CINCINNATI -- Since baseball exploded in popularity in the early 20th century, it has often intersected with politics. Most of the time, it’s been a positive association. But not so much for the Reds in the 1950s, when the club’s very name became a political problem.
From 1953-59, the Reds changed their franchise’s name to the Cincinnati Redlegs. The switch was entirely political.
A brief history lesson here: The Cincinnati Red Stockings, baseball’s first professional team founded in 1869, became known as the Reds in 1881 after they were kicked out of the National League for selling beer, and reformed in the American Association. They remained as the Reds when readmitted to the NL in 1890.
Upon the end of World War II in 1945, American distrust of the communist Soviet Union and its global expansion began percolating. Joseph McCarthy, a senator from Wisconsin, exploited the fear of communism and the Soviets in 1950 by brandishing lists of potential communist infiltrators and sympathizers around the United States. By 1953, as the Korean War was waged, McCarthy had launched public hearings to investigate alleged subversion and espionage. It became known as “The Red Scare.”
“It was at the height of the fear of communism taking over the world,” said Rick Walls, executive director of the Reds Hall of Fame. “The Reds didn’t want the headline with the ‘Cincinnati Reds.’ They were fearful. And a lot of people called them the Redlegs going back to the Red Stockings. Redlegs made a lot of sense for them. You could have the mascot, Mr. Redlegs, as well. It was a way to get away from any association with communists.”
Some great players in the team’s history played as Redlegs, including Hall of Famer Frank Robinson, along with Ted Kluszewski, Wally Post, Gus Bell and Joe Nuxhall.
Shaking the Reds name proved futile. Their jerseys still had the word "Reds" inside the wishbone-C on the chest, and many fans and reporters still referenced the team as the Reds.
In 1956, the team removed the mention of Reds from their home jerseys and went with just the wishbone-C. The ’56 road jersey featured nothing but a Mr. Redlegs mustachioed logo on the left side of the chest, but that lasted just the one season before the gray uniforms also went with a simple wishbone-C.
McCarthy was censured by his senate peers in 1954 for attacking the U.S. Army. The McCarthyism era quickly faded, and the senator died from hepatitis and alcoholism at the age of 48 in '57.

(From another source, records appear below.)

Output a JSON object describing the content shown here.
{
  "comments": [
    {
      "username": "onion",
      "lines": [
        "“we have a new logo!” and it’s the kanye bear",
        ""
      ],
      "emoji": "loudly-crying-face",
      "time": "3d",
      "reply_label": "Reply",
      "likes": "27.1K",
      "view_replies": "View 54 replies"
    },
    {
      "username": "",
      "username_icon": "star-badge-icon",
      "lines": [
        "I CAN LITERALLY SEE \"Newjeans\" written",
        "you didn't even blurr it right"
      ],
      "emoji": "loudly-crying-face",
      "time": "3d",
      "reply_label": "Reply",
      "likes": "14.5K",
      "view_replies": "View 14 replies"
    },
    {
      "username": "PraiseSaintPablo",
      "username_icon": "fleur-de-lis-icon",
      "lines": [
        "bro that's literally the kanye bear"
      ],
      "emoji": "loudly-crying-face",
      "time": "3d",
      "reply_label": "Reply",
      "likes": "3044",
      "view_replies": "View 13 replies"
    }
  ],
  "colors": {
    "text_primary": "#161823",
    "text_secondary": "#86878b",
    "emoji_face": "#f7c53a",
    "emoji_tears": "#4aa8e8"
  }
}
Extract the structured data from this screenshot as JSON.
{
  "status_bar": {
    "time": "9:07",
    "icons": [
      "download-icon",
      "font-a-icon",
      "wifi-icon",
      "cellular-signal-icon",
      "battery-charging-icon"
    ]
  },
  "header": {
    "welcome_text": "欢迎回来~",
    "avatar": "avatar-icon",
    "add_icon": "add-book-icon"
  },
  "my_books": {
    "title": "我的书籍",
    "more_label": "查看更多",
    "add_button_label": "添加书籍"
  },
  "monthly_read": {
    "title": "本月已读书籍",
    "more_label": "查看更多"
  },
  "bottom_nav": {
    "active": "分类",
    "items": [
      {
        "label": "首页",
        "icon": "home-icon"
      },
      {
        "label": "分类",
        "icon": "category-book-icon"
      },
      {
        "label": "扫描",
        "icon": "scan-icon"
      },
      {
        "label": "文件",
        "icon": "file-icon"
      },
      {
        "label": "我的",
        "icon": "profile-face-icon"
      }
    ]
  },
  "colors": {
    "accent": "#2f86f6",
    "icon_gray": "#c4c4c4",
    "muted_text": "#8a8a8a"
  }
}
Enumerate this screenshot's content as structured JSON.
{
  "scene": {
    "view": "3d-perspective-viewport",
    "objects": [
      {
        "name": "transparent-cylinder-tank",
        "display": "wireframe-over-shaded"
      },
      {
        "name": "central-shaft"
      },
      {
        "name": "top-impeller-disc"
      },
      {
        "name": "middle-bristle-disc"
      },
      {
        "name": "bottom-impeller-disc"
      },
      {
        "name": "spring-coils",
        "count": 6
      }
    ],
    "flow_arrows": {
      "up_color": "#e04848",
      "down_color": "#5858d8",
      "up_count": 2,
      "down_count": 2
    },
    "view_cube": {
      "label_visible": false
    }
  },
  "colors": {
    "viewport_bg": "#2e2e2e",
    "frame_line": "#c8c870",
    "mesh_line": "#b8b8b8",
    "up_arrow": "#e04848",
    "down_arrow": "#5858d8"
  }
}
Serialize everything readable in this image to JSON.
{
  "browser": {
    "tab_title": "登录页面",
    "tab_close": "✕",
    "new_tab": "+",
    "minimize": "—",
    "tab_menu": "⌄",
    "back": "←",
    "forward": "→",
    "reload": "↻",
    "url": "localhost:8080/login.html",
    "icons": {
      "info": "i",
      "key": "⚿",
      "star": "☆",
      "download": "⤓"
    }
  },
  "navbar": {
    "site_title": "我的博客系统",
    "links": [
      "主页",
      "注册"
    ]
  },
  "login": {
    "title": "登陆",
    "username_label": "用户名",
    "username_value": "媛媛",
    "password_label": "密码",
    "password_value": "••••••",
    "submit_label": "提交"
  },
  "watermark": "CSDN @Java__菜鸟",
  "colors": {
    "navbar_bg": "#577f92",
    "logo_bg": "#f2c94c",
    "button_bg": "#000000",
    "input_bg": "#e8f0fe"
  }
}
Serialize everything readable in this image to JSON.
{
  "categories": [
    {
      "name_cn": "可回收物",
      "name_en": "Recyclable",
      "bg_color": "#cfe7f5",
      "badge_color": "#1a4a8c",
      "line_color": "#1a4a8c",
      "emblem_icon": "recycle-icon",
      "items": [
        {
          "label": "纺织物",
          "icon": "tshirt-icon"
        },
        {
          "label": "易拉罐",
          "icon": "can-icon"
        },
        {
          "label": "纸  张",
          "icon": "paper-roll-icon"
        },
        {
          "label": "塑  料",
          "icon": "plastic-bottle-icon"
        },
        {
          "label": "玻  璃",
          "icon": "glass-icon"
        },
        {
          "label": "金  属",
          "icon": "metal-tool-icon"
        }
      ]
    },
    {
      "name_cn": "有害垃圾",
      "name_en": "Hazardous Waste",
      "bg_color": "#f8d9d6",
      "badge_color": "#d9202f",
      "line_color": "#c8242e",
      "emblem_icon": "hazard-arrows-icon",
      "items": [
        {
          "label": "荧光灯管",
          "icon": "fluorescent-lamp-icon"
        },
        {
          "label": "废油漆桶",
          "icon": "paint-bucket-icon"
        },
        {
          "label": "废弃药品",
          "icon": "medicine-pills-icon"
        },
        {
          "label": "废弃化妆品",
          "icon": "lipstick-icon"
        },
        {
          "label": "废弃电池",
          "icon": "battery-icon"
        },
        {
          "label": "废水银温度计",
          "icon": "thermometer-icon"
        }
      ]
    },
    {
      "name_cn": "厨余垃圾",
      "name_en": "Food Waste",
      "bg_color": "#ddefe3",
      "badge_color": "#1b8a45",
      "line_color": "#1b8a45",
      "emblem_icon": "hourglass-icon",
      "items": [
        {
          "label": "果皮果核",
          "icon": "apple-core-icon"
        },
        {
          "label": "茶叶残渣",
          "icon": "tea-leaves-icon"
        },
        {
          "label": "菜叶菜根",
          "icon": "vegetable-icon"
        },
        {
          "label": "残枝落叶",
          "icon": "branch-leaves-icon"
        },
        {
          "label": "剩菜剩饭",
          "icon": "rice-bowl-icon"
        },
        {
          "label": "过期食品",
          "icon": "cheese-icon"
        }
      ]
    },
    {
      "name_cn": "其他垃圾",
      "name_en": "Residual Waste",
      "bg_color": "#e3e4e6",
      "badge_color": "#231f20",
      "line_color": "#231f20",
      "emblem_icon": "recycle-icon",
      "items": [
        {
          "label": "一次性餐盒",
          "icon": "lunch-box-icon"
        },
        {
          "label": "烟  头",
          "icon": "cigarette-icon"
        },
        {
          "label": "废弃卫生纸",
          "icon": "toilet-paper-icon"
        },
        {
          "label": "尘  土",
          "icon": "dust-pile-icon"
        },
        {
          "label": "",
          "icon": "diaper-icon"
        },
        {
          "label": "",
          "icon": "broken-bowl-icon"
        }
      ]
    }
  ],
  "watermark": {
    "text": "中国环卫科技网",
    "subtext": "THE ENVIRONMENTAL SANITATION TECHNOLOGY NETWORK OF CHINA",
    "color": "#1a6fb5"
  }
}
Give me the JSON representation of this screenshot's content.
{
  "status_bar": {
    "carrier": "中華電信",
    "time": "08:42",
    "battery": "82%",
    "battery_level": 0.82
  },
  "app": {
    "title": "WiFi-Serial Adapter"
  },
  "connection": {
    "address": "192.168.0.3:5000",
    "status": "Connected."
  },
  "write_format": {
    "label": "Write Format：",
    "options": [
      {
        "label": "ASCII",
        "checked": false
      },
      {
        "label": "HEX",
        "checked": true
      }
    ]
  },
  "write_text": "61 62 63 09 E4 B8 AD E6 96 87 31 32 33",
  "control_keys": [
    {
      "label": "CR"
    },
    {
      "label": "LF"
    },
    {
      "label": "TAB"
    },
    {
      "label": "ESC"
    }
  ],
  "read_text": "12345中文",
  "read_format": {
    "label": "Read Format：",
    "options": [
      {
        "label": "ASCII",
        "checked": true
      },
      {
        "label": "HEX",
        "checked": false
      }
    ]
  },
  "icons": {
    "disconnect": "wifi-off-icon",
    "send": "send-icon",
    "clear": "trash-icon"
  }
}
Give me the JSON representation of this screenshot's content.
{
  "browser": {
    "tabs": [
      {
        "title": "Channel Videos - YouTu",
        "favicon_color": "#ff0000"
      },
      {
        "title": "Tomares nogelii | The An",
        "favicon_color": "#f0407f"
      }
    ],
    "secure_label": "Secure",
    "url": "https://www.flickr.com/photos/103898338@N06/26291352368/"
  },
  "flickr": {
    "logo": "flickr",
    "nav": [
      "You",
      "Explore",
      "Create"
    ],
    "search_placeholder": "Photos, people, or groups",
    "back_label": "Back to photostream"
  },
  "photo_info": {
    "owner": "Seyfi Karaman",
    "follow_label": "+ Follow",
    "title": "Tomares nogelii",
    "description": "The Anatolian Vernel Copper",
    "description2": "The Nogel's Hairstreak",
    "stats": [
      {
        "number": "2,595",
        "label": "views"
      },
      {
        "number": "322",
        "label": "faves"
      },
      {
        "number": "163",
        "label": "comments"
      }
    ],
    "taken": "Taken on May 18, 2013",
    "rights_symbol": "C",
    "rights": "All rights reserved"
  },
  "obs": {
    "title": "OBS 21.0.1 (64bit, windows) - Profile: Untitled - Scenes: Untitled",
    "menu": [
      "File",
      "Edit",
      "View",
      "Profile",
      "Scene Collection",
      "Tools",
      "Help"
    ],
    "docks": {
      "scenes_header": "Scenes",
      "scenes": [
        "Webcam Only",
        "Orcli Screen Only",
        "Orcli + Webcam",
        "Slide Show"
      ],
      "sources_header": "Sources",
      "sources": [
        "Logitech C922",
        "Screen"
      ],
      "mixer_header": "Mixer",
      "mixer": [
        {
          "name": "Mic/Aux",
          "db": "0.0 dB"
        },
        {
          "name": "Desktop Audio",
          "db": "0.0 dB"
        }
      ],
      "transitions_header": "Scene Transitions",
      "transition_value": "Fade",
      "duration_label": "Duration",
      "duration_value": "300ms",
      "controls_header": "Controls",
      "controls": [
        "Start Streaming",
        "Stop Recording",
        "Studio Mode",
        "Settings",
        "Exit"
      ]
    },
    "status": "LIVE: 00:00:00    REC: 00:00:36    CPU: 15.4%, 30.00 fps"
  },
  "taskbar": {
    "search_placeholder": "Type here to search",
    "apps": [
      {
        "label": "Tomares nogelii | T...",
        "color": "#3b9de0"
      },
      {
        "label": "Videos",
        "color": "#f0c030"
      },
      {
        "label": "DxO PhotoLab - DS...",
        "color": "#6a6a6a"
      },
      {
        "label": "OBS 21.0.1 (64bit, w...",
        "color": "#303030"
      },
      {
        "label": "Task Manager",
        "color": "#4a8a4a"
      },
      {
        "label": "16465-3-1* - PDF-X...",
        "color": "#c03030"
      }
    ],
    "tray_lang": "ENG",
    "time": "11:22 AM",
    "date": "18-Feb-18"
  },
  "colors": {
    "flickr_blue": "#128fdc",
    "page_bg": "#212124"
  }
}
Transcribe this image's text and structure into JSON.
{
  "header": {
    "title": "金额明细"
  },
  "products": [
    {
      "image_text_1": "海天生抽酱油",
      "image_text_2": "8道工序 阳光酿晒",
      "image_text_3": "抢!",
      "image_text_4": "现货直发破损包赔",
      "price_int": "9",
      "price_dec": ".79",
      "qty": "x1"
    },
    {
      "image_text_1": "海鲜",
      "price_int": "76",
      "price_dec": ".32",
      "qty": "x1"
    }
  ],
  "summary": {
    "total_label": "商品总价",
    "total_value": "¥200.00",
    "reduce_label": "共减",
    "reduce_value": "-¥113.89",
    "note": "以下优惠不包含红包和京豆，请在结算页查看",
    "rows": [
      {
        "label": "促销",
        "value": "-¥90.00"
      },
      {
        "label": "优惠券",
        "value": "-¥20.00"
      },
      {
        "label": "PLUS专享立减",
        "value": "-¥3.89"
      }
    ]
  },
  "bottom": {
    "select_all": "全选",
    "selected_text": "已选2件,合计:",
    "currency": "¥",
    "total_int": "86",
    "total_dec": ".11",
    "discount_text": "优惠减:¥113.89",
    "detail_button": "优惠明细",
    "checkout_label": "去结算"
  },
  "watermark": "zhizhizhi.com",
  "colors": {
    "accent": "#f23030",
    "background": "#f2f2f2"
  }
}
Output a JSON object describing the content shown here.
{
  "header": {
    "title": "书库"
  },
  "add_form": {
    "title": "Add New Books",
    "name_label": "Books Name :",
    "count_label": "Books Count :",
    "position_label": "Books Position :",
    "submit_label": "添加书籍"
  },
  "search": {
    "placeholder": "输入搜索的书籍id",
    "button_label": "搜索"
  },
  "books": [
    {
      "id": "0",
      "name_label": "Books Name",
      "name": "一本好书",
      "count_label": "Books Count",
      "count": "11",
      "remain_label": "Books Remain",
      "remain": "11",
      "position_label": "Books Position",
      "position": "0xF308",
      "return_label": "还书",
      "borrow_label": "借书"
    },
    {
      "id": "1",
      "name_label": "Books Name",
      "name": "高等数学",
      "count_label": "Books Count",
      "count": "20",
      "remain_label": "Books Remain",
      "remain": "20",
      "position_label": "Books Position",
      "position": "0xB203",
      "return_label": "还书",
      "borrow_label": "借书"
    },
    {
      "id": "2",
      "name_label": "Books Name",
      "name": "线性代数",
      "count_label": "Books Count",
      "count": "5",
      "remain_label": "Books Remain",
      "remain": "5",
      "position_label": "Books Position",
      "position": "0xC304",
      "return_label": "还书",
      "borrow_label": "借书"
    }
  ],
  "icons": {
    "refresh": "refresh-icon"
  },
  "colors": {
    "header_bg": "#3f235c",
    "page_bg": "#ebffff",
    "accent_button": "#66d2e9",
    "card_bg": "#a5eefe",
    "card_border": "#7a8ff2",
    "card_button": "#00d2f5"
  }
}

The Cincinnati Reds' name was restored by 1959 and "Reds" returned to the uniform inside the wishbone-C in '61 -- the same year they returned to the postseason as NL pennant winners. They enjoyed only two winning seasons -- '56 and ’57 -- as the Redlegs.